WORK INSTRUCTIONS
What is needed is every line of the data that includes the word "JSON". Please copy each one.

Page and application data records
######

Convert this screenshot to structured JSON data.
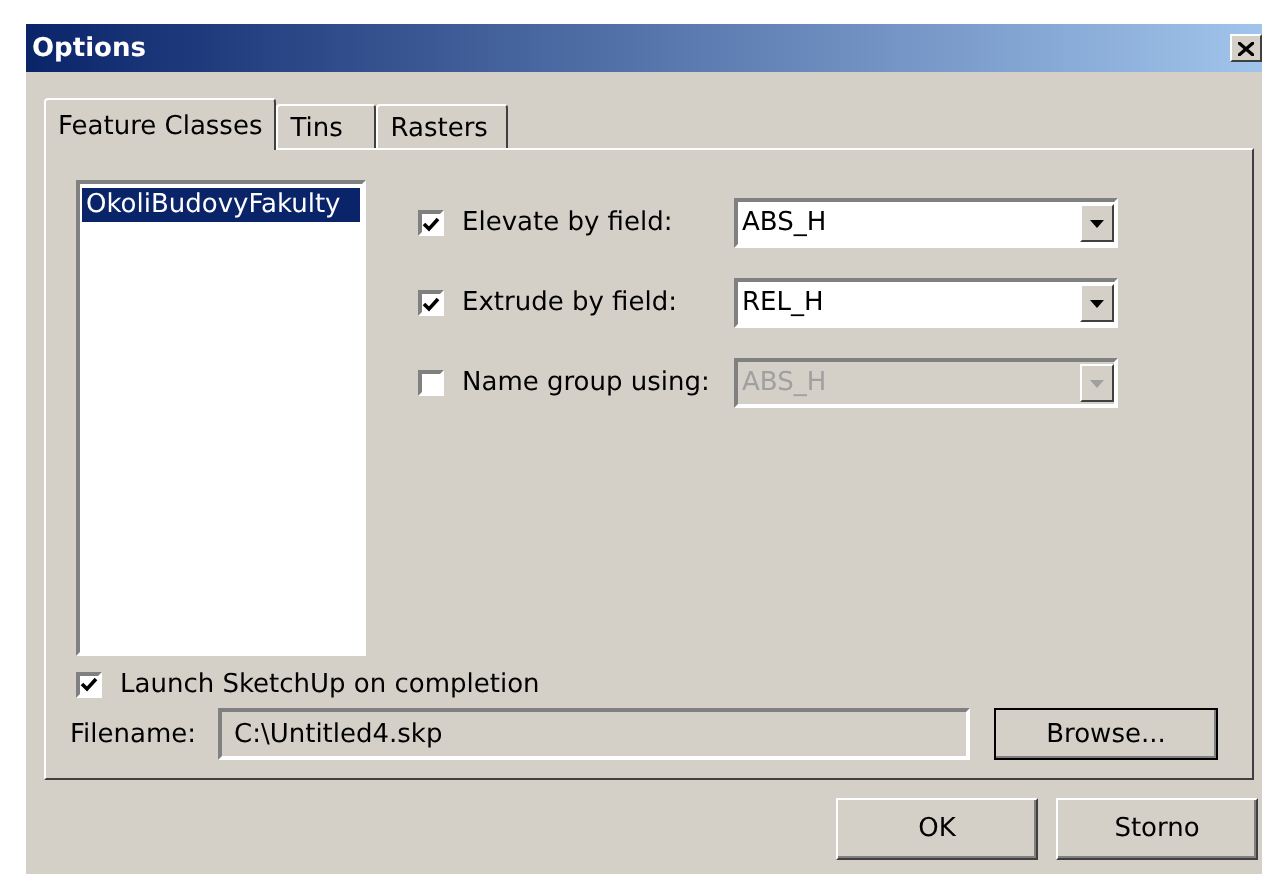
{
  "window": {
    "title": "Options"
  },
  "tabs": [
    {
      "label": "Feature Classes",
      "selected": true
    },
    {
      "label": "Tins",
      "selected": false
    },
    {
      "label": "Rasters",
      "selected": false
    }
  ],
  "feature_classes": [
    {
      "label": "OkoliBudovyFakulty",
      "selected": true
    }
  ],
  "options": [
    {
      "label": "Elevate by field:",
      "checked": true,
      "value": "ABS_H",
      "disabled": false
    },
    {
      "label": "Extrude by field:",
      "checked": true,
      "value": "REL_H",
      "disabled": false
    },
    {
      "label": "Name group using:",
      "checked": false,
      "value": "ABS_H",
      "disabled": true
    }
  ],
  "launch": {
    "label": "Launch SketchUp on completion",
    "checked": true
  },
  "filename": {
    "label": "Filename:",
    "value": "C:\\Untitled4.skp"
  },
  "browse_button": "Browse...",
  "buttons": [
    "OK",
    "Storno"
  ]
}
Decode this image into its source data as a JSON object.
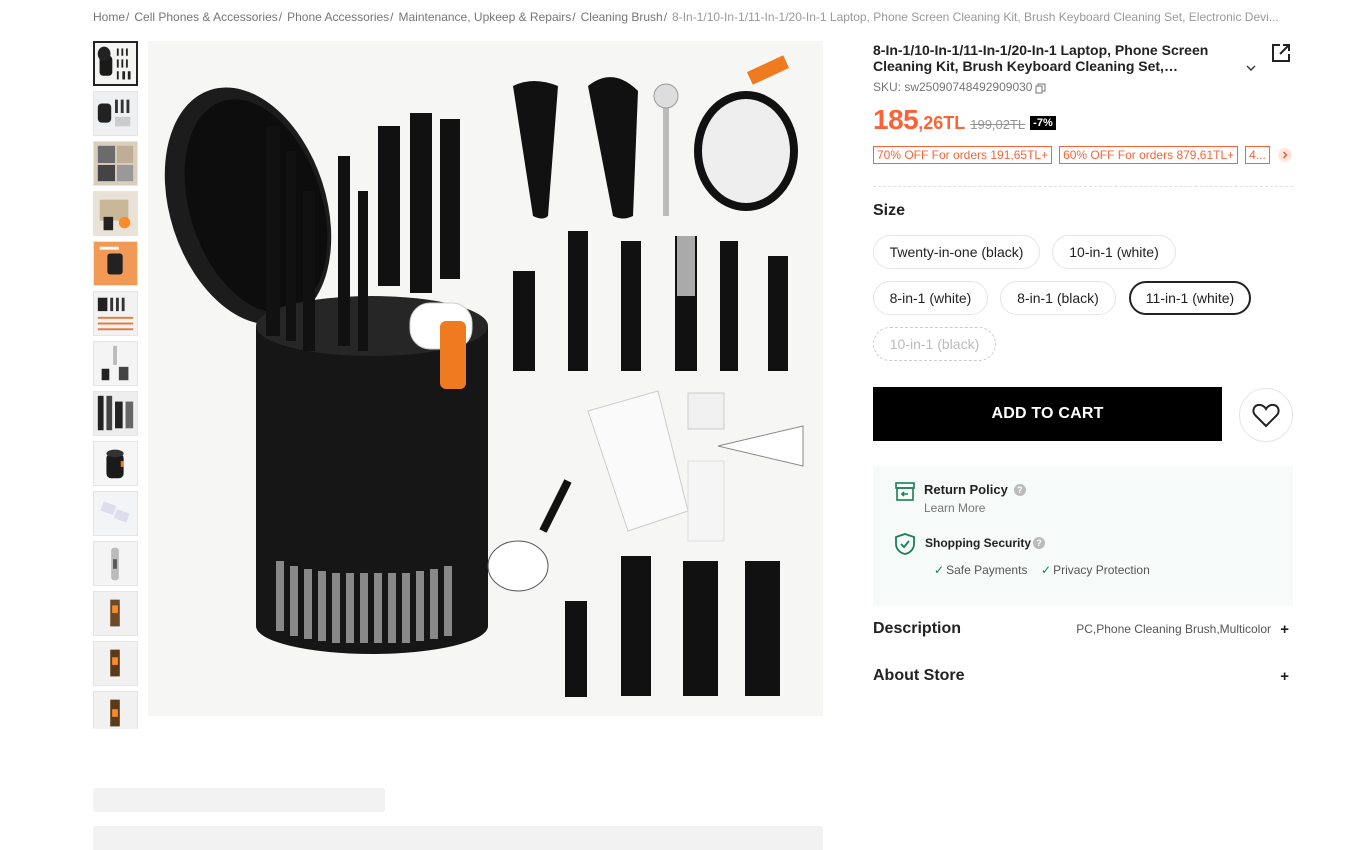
{
  "breadcrumb": {
    "items": [
      "Home",
      "Cell Phones & Accessories",
      "Phone Accessories",
      "Maintenance, Upkeep & Repairs",
      "Cleaning Brush"
    ],
    "current": "8-In-1/10-In-1/11-In-1/20-In-1 Laptop, Phone Screen Cleaning Kit, Brush Keyboard Cleaning Set, Electronic Devi..."
  },
  "product": {
    "title": "8-In-1/10-In-1/11-In-1/20-In-1 Laptop, Phone Screen Cleaning Kit, Brush Keyboard Cleaning Set, Electronic...",
    "sku": "SKU: sw25090748492909030",
    "price_int": "185",
    "price_dec": ",26TL",
    "price_old": "199,02TL",
    "discount": "-7%"
  },
  "promos": [
    "70% OFF For orders 191,65TL+",
    "60% OFF For orders 879,61TL+",
    "4..."
  ],
  "size": {
    "label": "Size",
    "options": [
      "Twenty-in-one (black)",
      "10-in-1 (white)",
      "8-in-1 (white)",
      "8-in-1 (black)",
      "11-in-1 (white)",
      "10-in-1 (black)"
    ],
    "selected": "11-in-1 (white)",
    "unavailable": "10-in-1 (black)"
  },
  "cart": {
    "add_label": "ADD TO CART"
  },
  "policy": {
    "return_title": "Return Policy",
    "learn_more": "Learn More",
    "security_title": "Shopping Security",
    "safe_payments": "Safe Payments",
    "privacy": "Privacy Protection"
  },
  "sections": {
    "description": "Description",
    "description_summary": "PC,Phone Cleaning Brush,Multicolor",
    "about_store": "About Store"
  },
  "colors": {
    "accent_price": "#fa6338",
    "primary_button": "#000000",
    "policy_bg": "#f6faf8",
    "check_green": "#198055"
  },
  "icons": [
    "share-icon",
    "chevron-down-icon",
    "copy-icon",
    "chevron-right-icon",
    "heart-icon",
    "return-box-icon",
    "shield-check-icon",
    "help-icon",
    "check-icon",
    "plus-icon"
  ]
}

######

ANSWER BOX
Convert this screenshot to structured JSON data.
Decode this image into its source data as a JSON object.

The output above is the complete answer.